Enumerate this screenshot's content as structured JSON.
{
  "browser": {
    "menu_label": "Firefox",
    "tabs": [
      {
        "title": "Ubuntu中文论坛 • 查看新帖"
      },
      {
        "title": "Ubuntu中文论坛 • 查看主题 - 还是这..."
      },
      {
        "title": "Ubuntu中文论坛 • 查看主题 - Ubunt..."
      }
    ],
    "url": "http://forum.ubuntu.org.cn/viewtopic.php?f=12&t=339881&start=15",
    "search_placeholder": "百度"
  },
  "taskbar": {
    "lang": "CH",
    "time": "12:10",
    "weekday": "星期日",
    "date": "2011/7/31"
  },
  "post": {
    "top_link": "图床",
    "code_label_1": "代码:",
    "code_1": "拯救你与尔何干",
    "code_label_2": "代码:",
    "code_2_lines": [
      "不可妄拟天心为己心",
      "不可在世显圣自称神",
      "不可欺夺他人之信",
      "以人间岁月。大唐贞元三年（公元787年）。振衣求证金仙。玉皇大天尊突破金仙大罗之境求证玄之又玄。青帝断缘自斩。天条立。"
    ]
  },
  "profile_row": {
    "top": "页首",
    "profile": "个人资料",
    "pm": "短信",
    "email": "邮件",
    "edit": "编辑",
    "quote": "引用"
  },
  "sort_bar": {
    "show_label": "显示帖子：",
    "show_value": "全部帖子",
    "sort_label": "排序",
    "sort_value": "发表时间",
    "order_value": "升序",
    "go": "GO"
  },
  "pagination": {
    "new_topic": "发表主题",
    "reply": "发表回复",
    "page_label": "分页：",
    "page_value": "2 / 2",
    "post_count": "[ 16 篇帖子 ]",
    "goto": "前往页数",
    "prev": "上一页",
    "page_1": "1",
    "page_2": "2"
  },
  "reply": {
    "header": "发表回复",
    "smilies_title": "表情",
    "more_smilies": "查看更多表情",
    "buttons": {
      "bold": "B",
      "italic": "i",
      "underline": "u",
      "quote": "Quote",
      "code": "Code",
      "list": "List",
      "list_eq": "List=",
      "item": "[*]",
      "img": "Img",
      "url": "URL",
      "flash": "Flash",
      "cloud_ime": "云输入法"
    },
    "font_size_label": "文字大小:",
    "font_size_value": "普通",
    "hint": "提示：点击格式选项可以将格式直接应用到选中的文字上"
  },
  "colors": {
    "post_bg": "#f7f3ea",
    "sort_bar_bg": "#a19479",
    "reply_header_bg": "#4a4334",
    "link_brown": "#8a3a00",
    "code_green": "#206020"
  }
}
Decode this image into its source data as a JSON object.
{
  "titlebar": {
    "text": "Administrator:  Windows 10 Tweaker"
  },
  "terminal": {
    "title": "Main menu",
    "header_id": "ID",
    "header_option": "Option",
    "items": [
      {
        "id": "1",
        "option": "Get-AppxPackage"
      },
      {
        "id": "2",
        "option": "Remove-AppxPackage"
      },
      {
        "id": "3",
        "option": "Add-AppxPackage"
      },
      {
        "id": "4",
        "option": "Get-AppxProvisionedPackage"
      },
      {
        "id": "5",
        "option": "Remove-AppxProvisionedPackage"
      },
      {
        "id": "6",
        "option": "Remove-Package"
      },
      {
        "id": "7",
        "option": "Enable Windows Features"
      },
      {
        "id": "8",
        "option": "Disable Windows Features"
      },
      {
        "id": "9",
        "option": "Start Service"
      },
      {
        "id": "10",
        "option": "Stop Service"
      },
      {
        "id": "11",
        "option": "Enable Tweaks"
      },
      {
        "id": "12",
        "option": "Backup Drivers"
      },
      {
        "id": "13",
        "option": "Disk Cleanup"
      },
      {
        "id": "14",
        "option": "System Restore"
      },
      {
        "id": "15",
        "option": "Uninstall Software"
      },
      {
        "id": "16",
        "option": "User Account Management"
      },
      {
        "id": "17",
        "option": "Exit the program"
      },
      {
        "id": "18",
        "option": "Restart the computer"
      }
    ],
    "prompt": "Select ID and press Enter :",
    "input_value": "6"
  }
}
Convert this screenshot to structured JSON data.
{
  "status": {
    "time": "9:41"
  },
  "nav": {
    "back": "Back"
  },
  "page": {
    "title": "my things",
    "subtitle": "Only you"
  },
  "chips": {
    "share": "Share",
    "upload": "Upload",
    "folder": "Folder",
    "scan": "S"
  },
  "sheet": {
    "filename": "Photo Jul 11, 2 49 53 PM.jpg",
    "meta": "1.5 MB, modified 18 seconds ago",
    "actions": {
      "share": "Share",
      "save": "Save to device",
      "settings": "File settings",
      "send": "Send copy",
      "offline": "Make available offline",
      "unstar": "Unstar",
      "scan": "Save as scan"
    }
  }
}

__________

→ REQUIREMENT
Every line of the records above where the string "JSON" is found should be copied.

→ ANSWER SPACE
Enumerate this screenshot's content as structured JSON.
Decode this image into its source data as a JSON object.
Convert this screenshot to structured JSON data.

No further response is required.